The strings used on a guitar are either nylon or steel. Nylon strings have a brighter tone than steel strings, and they are more popular among rock musicians because of this reason. However, steel strings can produce a much warmer sound than nylon, so if you want to play mellower music then it’s recommended that you use steel strings instead of nylon ones.
4. String gauge
The size of the string is measured in millimeters, and this measurement is known as the gauge. The most commonly used gauges are 12-52, 10-46, and 10-46. The size of the string, in turn, determines the pitch it produces. The lower the number of the string’s gauge, then the higher its pitch will be.
5. String height
The height of a string can be measured by using a ruler to measure from one side of each string to another side and then multiply this number by 2. This will give you the approximate distance between these two points on each string. This is an important measurement because it determines how easy or difficult it is to play each individual note accurately on your guitar neck. If you have a high fretboard then your strings should be adjusted so that they sit at about this same height or slightly above it so that you can play all of your notes without needing to bend them too much or use any excessive pressure when strumming them with your fingers (see image below).
Why Is The Fretboard So Dirty?
1. The action of the strings
The height of the strings is another factor that determines how easy or difficult it is to play each individual note accurately on your guitar neck. If you have a high fretboard then your strings should be adjusted so that they sit at about this same height or slightly above it so that you can play all of your notes without needing to bend them too much or use any excessive pressure when strumming them with your fingers (see image below).
2. The shape of the fretboard
You may have noticed that some frets are so badly worn out that they look like they’re made from a different material than the rest. This is because there are two types of frets, one for metal and another for wood. When metal and wood are combined, the result is a composite material known as ebony, which has a much smoother surface than either metal or wood alone. So if you notice some very worn-out frets in particular on the low E-string side then this could be due to damage caused by wood being used in place of metal on those particular frets.
3. The type of strings used
The most common types of strings are: – Nickel-plated steel – Chrome-plated steel – Nickel-plated copper – Chrome-plated copper
4. The age of your guitar
A guitar with a high action may be easy to play but it will also sound thin and lacking in bass response. On the other hand, a guitar with low action may not be as easy to play but it will have a lot more bass response, especially when played through an amplifier or effect pedal (see image below).
5. The amount of wear on your guitar neck

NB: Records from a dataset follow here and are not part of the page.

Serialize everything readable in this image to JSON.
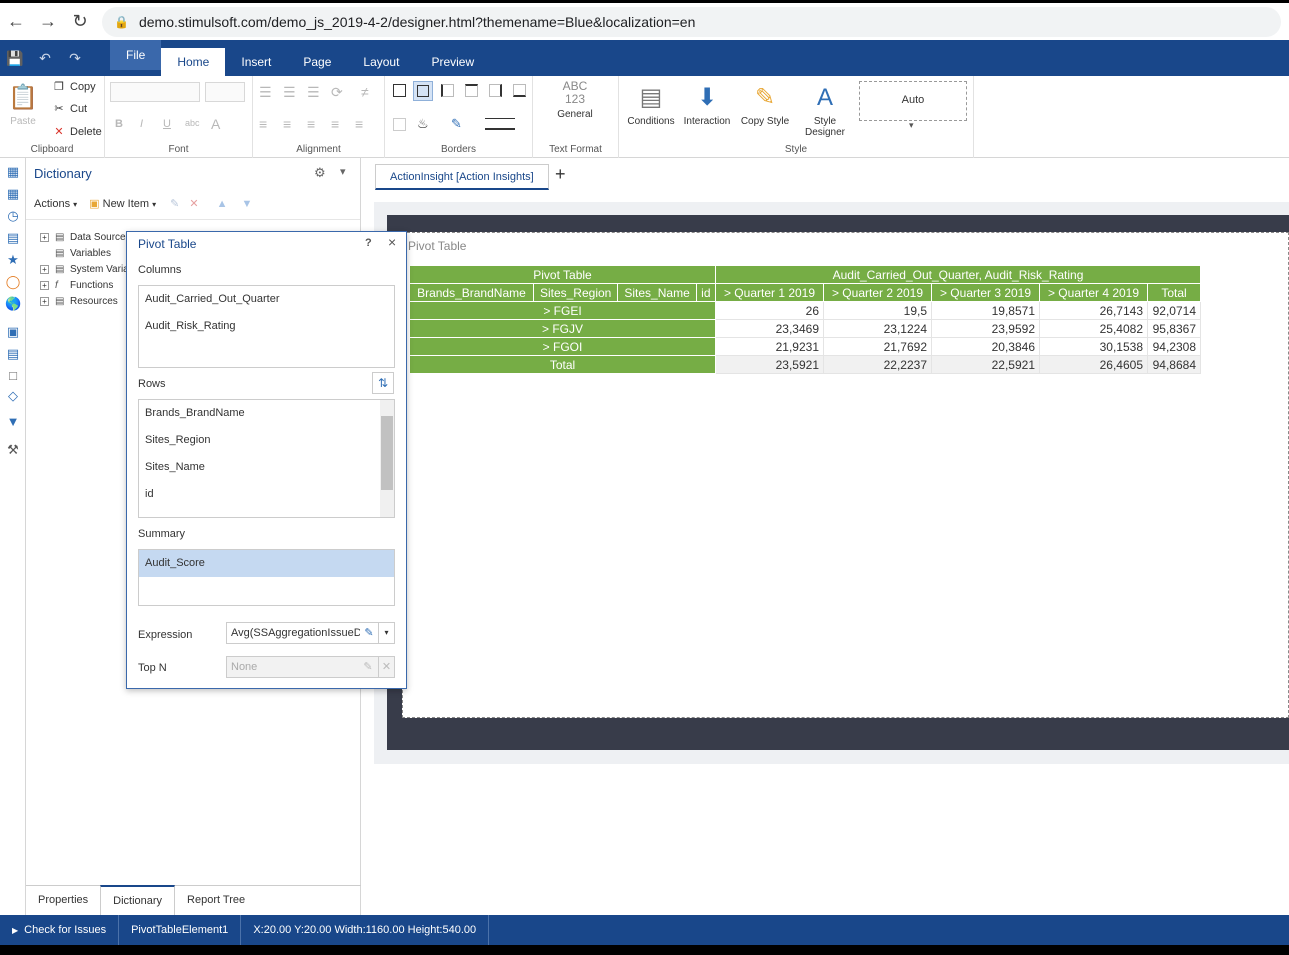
{
  "browser": {
    "url": "demo.stimulsoft.com/demo_js_2019-4-2/designer.html?themename=Blue&localization=en"
  },
  "ribbon": {
    "tabs": [
      "File",
      "Home",
      "Insert",
      "Page",
      "Layout",
      "Preview"
    ],
    "active_tab": "Home",
    "groups": {
      "clipboard": {
        "label": "Clipboard",
        "paste": "Paste",
        "copy": "Copy",
        "cut": "Cut",
        "delete": "Delete"
      },
      "font": {
        "label": "Font"
      },
      "alignment": {
        "label": "Alignment"
      },
      "borders": {
        "label": "Borders"
      },
      "text_format": {
        "label": "Text Format",
        "icon_text1": "ABC",
        "icon_text2": "123",
        "general": "General"
      },
      "style": {
        "label": "Style",
        "conditions": "Conditions",
        "interaction": "Interaction",
        "copy_style": "Copy Style",
        "style_designer": "Style Designer",
        "auto": "Auto"
      }
    }
  },
  "dictionary": {
    "title": "Dictionary",
    "actions": "Actions",
    "new_item": "New Item",
    "tree": [
      "Data Sources",
      "Variables",
      "System Varia",
      "Functions",
      "Resources"
    ],
    "tabs": [
      "Properties",
      "Dictionary",
      "Report Tree"
    ],
    "active_tab": "Dictionary"
  },
  "pivot_dialog": {
    "title": "Pivot Table",
    "help": "?",
    "close": "×",
    "columns_label": "Columns",
    "columns": [
      "Audit_Carried_Out_Quarter",
      "Audit_Risk_Rating"
    ],
    "rows_label": "Rows",
    "rows": [
      "Brands_BrandName",
      "Sites_Region",
      "Sites_Name",
      "id"
    ],
    "summary_label": "Summary",
    "summary": [
      "Audit_Score"
    ],
    "expression_label": "Expression",
    "expression_value": "Avg(SSAggregationIssueDS",
    "topn_label": "Top N",
    "topn_value": "None"
  },
  "document": {
    "tab_label": "ActionInsight [Action Insights]",
    "add_tab": "+",
    "element_title": "Pivot Table"
  },
  "pivot_table": {
    "corner": "Pivot Table",
    "column_header": "Audit_Carried_Out_Quarter, Audit_Risk_Rating",
    "row_headers": [
      "Brands_BrandName",
      "Sites_Region",
      "Sites_Name",
      "id"
    ],
    "quarters": [
      "> Quarter 1 2019",
      "> Quarter 2 2019",
      "> Quarter 3 2019",
      "> Quarter 4 2019",
      "Total"
    ],
    "rows": [
      {
        "label": "> FGEI",
        "values": [
          "26",
          "19,5",
          "19,8571",
          "26,7143",
          "92,0714"
        ]
      },
      {
        "label": "> FGJV",
        "values": [
          "23,3469",
          "23,1224",
          "23,9592",
          "25,4082",
          "95,8367"
        ]
      },
      {
        "label": "> FGOI",
        "values": [
          "21,9231",
          "21,7692",
          "20,3846",
          "30,1538",
          "94,2308"
        ]
      }
    ],
    "total": {
      "label": "Total",
      "values": [
        "23,5921",
        "22,2237",
        "22,5921",
        "26,4605",
        "94,8684"
      ]
    }
  },
  "status_bar": {
    "check": "Check for Issues",
    "element": "PivotTableElement1",
    "geometry": "X:20.00 Y:20.00 Width:1160.00 Height:540.00"
  },
  "colors": {
    "brand": "#19478a",
    "pivot_header": "#76ad45",
    "selection": "#c5d9f1"
  }
}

This is another factor that determines how easy or difficult it is to play each individual note accurately on your guitar neck. If you have a high fretboard then your strings should be adjusted so that they sit at about this same height or slightly above it so that you can play all of your notes without needing to bend them too much or use any excessive pressure when strumming them with your fingers (see image below). A worn-out fretboard is more likely to cause unwanted string buzz if you don’t regularly retune the strings. This is because the metal used in the fretboard becomes thinner and thinner as time goes by and so the metal will begin to vibrate at higher frequencies than before which can cause string buzz if not properly dealt with in some way (see image below).
Hopefully, you now have a good idea of what factors affect the sound of your guitar and how to deal with them if they ever become an issue. Just remember that: – Your guitar should be set up properly by a professional at least once every 2-3 years. – If you notice any excessive rattling noises coming from your guitar then adjust the truss rod immediately so that it’s tightened enough to stop the rattling but not so tight that it causes damage to your neck or fretboard.